● PROVIDED DATA:

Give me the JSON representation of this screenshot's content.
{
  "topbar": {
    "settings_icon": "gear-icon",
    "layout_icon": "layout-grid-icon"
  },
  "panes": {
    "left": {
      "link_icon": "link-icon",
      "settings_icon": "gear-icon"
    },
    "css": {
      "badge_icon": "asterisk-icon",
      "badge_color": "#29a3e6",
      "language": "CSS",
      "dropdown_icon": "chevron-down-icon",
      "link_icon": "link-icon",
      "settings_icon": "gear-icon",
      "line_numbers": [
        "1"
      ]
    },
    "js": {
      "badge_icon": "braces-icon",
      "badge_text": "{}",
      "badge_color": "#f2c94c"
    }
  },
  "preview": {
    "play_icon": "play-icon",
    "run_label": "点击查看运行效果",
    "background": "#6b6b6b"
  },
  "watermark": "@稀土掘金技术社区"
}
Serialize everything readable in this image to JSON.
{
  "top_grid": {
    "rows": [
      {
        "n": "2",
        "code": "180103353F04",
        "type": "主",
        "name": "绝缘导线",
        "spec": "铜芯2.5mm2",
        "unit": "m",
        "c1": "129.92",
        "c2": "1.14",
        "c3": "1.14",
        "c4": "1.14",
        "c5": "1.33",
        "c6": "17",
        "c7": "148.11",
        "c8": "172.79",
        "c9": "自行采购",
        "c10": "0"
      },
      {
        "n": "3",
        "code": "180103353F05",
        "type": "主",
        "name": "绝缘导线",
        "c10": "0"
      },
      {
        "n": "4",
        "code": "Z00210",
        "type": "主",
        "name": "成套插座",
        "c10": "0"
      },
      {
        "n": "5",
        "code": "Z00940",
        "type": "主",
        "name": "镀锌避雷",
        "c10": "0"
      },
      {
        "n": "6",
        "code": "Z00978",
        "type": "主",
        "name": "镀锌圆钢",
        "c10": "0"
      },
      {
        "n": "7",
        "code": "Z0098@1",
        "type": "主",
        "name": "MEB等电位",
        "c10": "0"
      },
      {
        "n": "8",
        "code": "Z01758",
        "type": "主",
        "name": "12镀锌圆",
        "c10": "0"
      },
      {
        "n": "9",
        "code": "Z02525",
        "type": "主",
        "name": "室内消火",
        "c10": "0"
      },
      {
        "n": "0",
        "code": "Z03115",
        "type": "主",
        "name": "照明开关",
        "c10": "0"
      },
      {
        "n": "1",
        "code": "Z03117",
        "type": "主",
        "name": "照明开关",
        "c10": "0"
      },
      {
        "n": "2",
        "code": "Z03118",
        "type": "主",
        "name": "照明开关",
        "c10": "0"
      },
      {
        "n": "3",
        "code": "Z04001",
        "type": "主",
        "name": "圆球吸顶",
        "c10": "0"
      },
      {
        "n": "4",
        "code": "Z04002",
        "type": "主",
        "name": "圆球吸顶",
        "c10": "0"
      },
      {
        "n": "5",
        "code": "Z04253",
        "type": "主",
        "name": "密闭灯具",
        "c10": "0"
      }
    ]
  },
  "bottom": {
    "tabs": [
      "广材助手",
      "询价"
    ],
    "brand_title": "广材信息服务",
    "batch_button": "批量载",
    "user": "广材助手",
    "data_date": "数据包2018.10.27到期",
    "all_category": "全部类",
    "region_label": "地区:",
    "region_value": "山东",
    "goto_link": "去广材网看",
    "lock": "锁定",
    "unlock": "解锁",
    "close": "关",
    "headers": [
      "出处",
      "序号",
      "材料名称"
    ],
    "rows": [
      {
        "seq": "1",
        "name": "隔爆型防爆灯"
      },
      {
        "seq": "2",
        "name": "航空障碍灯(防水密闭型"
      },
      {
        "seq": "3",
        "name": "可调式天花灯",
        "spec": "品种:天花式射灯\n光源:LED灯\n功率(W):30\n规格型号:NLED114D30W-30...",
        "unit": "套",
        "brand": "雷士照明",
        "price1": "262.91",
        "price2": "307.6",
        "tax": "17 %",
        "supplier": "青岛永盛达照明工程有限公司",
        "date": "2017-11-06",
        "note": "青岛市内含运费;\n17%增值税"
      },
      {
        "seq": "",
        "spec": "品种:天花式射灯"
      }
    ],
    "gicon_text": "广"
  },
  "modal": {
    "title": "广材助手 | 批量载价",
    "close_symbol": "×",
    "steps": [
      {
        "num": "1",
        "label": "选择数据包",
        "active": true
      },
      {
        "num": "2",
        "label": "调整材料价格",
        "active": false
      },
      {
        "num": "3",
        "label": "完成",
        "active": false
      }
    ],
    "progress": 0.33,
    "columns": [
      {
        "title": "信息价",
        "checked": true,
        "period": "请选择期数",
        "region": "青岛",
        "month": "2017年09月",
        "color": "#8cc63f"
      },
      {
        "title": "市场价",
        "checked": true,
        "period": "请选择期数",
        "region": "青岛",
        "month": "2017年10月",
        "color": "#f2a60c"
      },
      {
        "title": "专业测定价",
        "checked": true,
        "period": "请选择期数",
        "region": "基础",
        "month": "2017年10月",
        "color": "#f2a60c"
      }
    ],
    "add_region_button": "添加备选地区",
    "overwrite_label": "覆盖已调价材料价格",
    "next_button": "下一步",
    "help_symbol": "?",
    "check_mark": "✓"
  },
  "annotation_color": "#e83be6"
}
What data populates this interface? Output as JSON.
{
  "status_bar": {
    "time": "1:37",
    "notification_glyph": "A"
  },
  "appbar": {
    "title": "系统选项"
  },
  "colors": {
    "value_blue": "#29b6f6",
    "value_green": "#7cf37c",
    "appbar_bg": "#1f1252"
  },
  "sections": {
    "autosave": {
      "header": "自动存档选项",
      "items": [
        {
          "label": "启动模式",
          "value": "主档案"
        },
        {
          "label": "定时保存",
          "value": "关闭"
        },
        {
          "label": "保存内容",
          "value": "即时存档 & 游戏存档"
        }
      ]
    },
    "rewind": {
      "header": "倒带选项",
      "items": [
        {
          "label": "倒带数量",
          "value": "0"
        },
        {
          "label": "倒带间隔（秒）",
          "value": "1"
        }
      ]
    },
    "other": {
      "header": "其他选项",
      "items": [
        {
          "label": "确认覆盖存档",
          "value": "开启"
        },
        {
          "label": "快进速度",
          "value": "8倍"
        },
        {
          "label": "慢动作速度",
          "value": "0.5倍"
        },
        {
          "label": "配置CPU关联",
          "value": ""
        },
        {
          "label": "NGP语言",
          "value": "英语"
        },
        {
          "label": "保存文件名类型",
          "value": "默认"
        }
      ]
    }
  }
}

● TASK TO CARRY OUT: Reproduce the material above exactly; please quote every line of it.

● TASK OUTPUT:
Give me the JSON representation of this screenshot's content.
{
  "topbar": {
    "settings_icon": "gear-icon",
    "layout_icon": "layout-grid-icon"
  },
  "panes": {
    "left": {
      "link_icon": "link-icon",
      "settings_icon": "gear-icon"
    },
    "css": {
      "badge_icon": "asterisk-icon",
      "badge_color": "#29a3e6",
      "language": "CSS",
      "dropdown_icon": "chevron-down-icon",
      "link_icon": "link-icon",
      "settings_icon": "gear-icon",
      "line_numbers": [
        "1"
      ]
    },
    "js": {
      "badge_icon": "braces-icon",
      "badge_text": "{}",
      "badge_color": "#f2c94c"
    }
  },
  "preview": {
    "play_icon": "play-icon",
    "run_label": "点击查看运行效果",
    "background": "#6b6b6b"
  },
  "watermark": "@稀土掘金技术社区"
}
Serialize everything readable in this image to JSON.
{
  "top_grid": {
    "rows": [
      {
        "n": "2",
        "code": "180103353F04",
        "type": "主",
        "name": "绝缘导线",
        "spec": "铜芯2.5mm2",
        "unit": "m",
        "c1": "129.92",
        "c2": "1.14",
        "c3": "1.14",
        "c4": "1.14",
        "c5": "1.33",
        "c6": "17",
        "c7": "148.11",
        "c8": "172.79",
        "c9": "自行采购",
        "c10": "0"
      },
      {
        "n": "3",
        "code": "180103353F05",
        "type": "主",
        "name": "绝缘导线",
        "c10": "0"
      },
      {
        "n": "4",
        "code": "Z00210",
        "type": "主",
        "name": "成套插座",
        "c10": "0"
      },
      {
        "n": "5",
        "code": "Z00940",
        "type": "主",
        "name": "镀锌避雷",
        "c10": "0"
      },
      {
        "n": "6",
        "code": "Z00978",
        "type": "主",
        "name": "镀锌圆钢",
        "c10": "0"
      },
      {
        "n": "7",
        "code": "Z0098@1",
        "type": "主",
        "name": "MEB等电位",
        "c10": "0"
      },
      {
        "n": "8",
        "code": "Z01758",
        "type": "主",
        "name": "12镀锌圆",
        "c10": "0"
      },
      {
        "n": "9",
        "code": "Z02525",
        "type": "主",
        "name": "室内消火",
        "c10": "0"
      },
      {
        "n": "0",
        "code": "Z03115",
        "type": "主",
        "name": "照明开关",
        "c10": "0"
      },
      {
        "n": "1",
        "code": "Z03117",
        "type": "主",
        "name": "照明开关",
        "c10": "0"
      },
      {
        "n": "2",
        "code": "Z03118",
        "type": "主",
        "name": "照明开关",
        "c10": "0"
      },
      {
        "n": "3",
        "code": "Z04001",
        "type": "主",
        "name": "圆球吸顶",
        "c10": "0"
      },
      {
        "n": "4",
        "code": "Z04002",
        "type": "主",
        "name": "圆球吸顶",
        "c10": "0"
      },
      {
        "n": "5",
        "code": "Z04253",
        "type": "主",
        "name": "密闭灯具",
        "c10": "0"
      }
    ]
  },
  "bottom": {
    "tabs": [
      "广材助手",
      "询价"
    ],
    "brand_title": "广材信息服务",
    "batch_button": "批量载",
    "user": "广材助手",
    "data_date": "数据包2018.10.27到期",
    "all_category": "全部类",
    "region_label": "地区:",
    "region_value": "山东",
    "goto_link": "去广材网看",
    "lock": "锁定",
    "unlock": "解锁",
    "close": "关",
    "headers": [
      "出处",
      "序号",
      "材料名称"
    ],
    "rows": [
      {
        "seq": "1",
        "name": "隔爆型防爆灯"
      },
      {
        "seq": "2",
        "name": "航空障碍灯(防水密闭型"
      },
      {
        "seq": "3",
        "name": "可调式天花灯",
        "spec": "品种:天花式射灯\n光源:LED灯\n功率(W):30\n规格型号:NLED114D30W-30...",
        "unit": "套",
        "brand": "雷士照明",
        "price1": "262.91",
        "price2": "307.6",
        "tax": "17 %",
        "supplier": "青岛永盛达照明工程有限公司",
        "date": "2017-11-06",
        "note": "青岛市内含运费;\n17%增值税"
      },
      {
        "seq": "",
        "spec": "品种:天花式射灯"
      }
    ],
    "gicon_text": "广"
  },
  "modal": {
    "title": "广材助手 | 批量载价",
    "close_symbol": "×",
    "steps": [
      {
        "num": "1",
        "label": "选择数据包",
        "active": true
      },
      {
        "num": "2",
        "label": "调整材料价格",
        "active": false
      },
      {
        "num": "3",
        "label": "完成",
        "active": false
      }
    ],
    "progress": 0.33,
    "columns": [
      {
        "title": "信息价",
        "checked": true,
        "period": "请选择期数",
        "region": "青岛",
        "month": "2017年09月",
        "color": "#8cc63f"
      },
      {
        "title": "市场价",
        "checked": true,
        "period": "请选择期数",
        "region": "青岛",
        "month": "2017年10月",
        "color": "#f2a60c"
      },
      {
        "title": "专业测定价",
        "checked": true,
        "period": "请选择期数",
        "region": "基础",
        "month": "2017年10月",
        "color": "#f2a60c"
      }
    ],
    "add_region_button": "添加备选地区",
    "overwrite_label": "覆盖已调价材料价格",
    "next_button": "下一步",
    "help_symbol": "?",
    "check_mark": "✓"
  },
  "annotation_color": "#e83be6"
}
What data populates this interface? Output as JSON.
{
  "status_bar": {
    "time": "1:37",
    "notification_glyph": "A"
  },
  "appbar": {
    "title": "系统选项"
  },
  "colors": {
    "value_blue": "#29b6f6",
    "value_green": "#7cf37c",
    "appbar_bg": "#1f1252"
  },
  "sections": {
    "autosave": {
      "header": "自动存档选项",
      "items": [
        {
          "label": "启动模式",
          "value": "主档案"
        },
        {
          "label": "定时保存",
          "value": "关闭"
        },
        {
          "label": "保存内容",
          "value": "即时存档 & 游戏存档"
        }
      ]
    },
    "rewind": {
      "header": "倒带选项",
      "items": [
        {
          "label": "倒带数量",
          "value": "0"
        },
        {
          "label": "倒带间隔（秒）",
          "value": "1"
        }
      ]
    },
    "other": {
      "header": "其他选项",
      "items": [
        {
          "label": "确认覆盖存档",
          "value": "开启"
        },
        {
          "label": "快进速度",
          "value": "8倍"
        },
        {
          "label": "慢动作速度",
          "value": "0.5倍"
        },
        {
          "label": "配置CPU关联",
          "value": ""
        },
        {
          "label": "NGP语言",
          "value": "英语"
        },
        {
          "label": "保存文件名类型",
          "value": "默认"
        }
      ]
    }
  }
}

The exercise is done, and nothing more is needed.